The Getting of Bookselling Wisdom

Jason D. Ensor

Angus & Robertson and the British Trade in Australian Books, 1930–1970

A unique look into the history of Australia’s largest publisher, Angus & Robertson, and its role in the development of Australia’s export book trade.

Imprint: Anthem Press
ISBN 9780857285669
December 2012 | 268 Pages | 229 x 152mm / 9 x 6 | 20+ graphs and tables
PRICE:  £70.00  /  $115.00  Buy from Amazon.co.uk  Buy from Amazon.com

About This Book

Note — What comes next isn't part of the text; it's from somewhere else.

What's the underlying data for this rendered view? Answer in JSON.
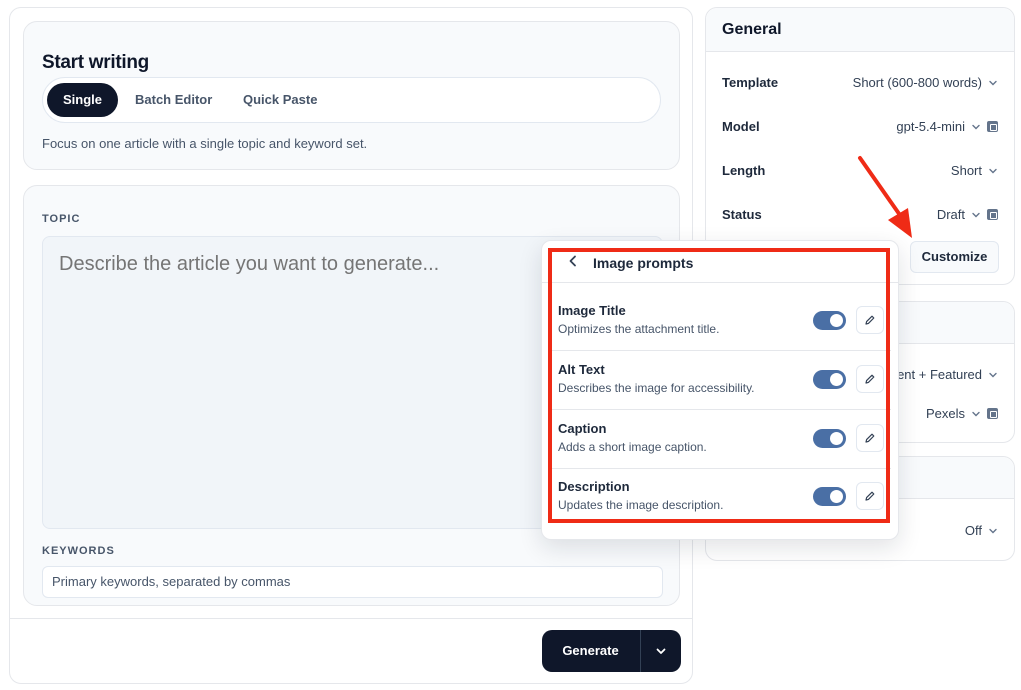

‘Jason Ensor has written a book that will be of great interest and use, first and foremost, to historians of the book and publishing industries in both Britain and Australia. […] It also highlights the seam of nationalism, streaked with cultural cringe and imperial desire, which runs through Australia’s literary and publishing histories.’ —Kylie Mirmohamadi, ‘Australian Historical Studies’

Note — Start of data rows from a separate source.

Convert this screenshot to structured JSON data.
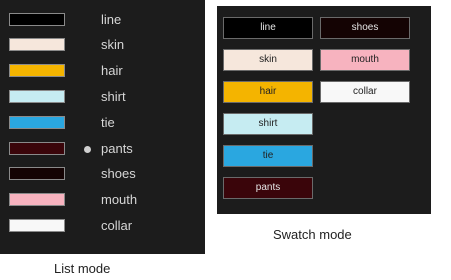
{
  "list_mode": {
    "caption": "List mode",
    "items": [
      {
        "label": "line",
        "color": "#000000"
      },
      {
        "label": "skin",
        "color": "#f6e7dc"
      },
      {
        "label": "hair",
        "color": "#f4b400"
      },
      {
        "label": "shirt",
        "color": "#c6ecf2"
      },
      {
        "label": "tie",
        "color": "#2aa7e0"
      },
      {
        "label": "pants",
        "color": "#3a050a",
        "selected": true
      },
      {
        "label": "shoes",
        "color": "#140303"
      },
      {
        "label": "mouth",
        "color": "#f7b3bf"
      },
      {
        "label": "collar",
        "color": "#f8f8f8"
      }
    ]
  },
  "swatch_mode": {
    "caption": "Swatch mode",
    "items": [
      {
        "label": "line",
        "color": "#000000",
        "text_color": "#e6e6e6"
      },
      {
        "label": "shoes",
        "color": "#140303",
        "text_color": "#e6e6e6"
      },
      {
        "label": "skin",
        "color": "#f6e7dc",
        "text_color": "#222222"
      },
      {
        "label": "mouth",
        "color": "#f7b3bf",
        "text_color": "#222222"
      },
      {
        "label": "hair",
        "color": "#f4b400",
        "text_color": "#222222"
      },
      {
        "label": "collar",
        "color": "#f8f8f8",
        "text_color": "#222222"
      },
      {
        "label": "shirt",
        "color": "#c6ecf2",
        "text_color": "#222222"
      },
      {
        "label": "tie",
        "color": "#2aa7e0",
        "text_color": "#222222"
      },
      {
        "label": "pants",
        "color": "#3a050a",
        "text_color": "#e6e6e6"
      }
    ]
  }
}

‘[A] well-written, dense and painstakingly researched book’ —Miranda Francis, ‘Australian Library Journal’

‘A comprehensive, well-researched and finely grained study that adds significantly to our understanding of the contemporary Anglo-Australian book trade history. Much can be learned perusing its pages.’ —David Finkelstein, University of Dundee

Despite upheavals in ownership over the past three decades, the name Angus & Robertson remains to date the most recognised book-retailing brand in Australia. However, it is little known that through the incredible efforts of everyone involved in the operations of its London agency, Angus & Robertson was, for a time, also the most recognised Australian bookselling and book publishing brand in the commonwealth.

This book documents a distinctive chapter in the history of Australian book publishing as it addresses how the company dealt with the tension between aspirational literary nationalism and the requirements of turning a profit while attempting to get inside the UK literary market. As well as detailing Angus & Robertson’s complete international relations, the book argues that the company’s international business was a much larger, more successful and complicated business than has been acknowledged by previous scholars. It questions the ways in which Angus & Robertson replicated, challenged or transformed the often highly criticised commercial practices of British publishers in order to develop an export trade for Australian books in the United Kingdom.

‘Angus & Robertson and the British Trade in Australian Books, 1930–1970’ is the first of its kind; no other book in the present literary market records a substantial history of Australia’s largest publisher and its role in the development of Australia’s export book trade. Although a unique piece, this volume also complements existing studies on Angus & Robertson, Australian literature and Australian publishing.

Readership: This book will benefit book and publishing historians as well as academics and postgraduate students studying Australian studies, Australian literary and cultural history, or postcolonial studies.

Author Information

Jason D. Ensor holds a BA and MA in Australian studies and a PhD in communication studies from Murdoch University.


Table of Contents

Dramatis Personae; Preface; Acknowledgements; Chapter 1: The Company that Loved Australian Books; Chapter 2: The Overseas Books in Australian Publishing History; Chapter 3: Triangles of Publishing and Other Stories; Chapter 4: The World is Made of Paper Restrictions; Chapter 5: The First Salesman in London; Chapter 6: The Getting of Bookselling Wisdom; Chapter 7: Preparing for ‘Operation London’; Chapter 8: The Shiralee in the North; Chapter 9: A Commercial and Cultural Relationship; Chapter 10: Tomorrow, When London Publishing Ended; Chapter 11: A House is Rebuilt; Chapter 12: The Hidden Parts of Publishing Fortune; Chapter 13: Learning from a Distance; Figures and Tables; Notes; Bibliography; Index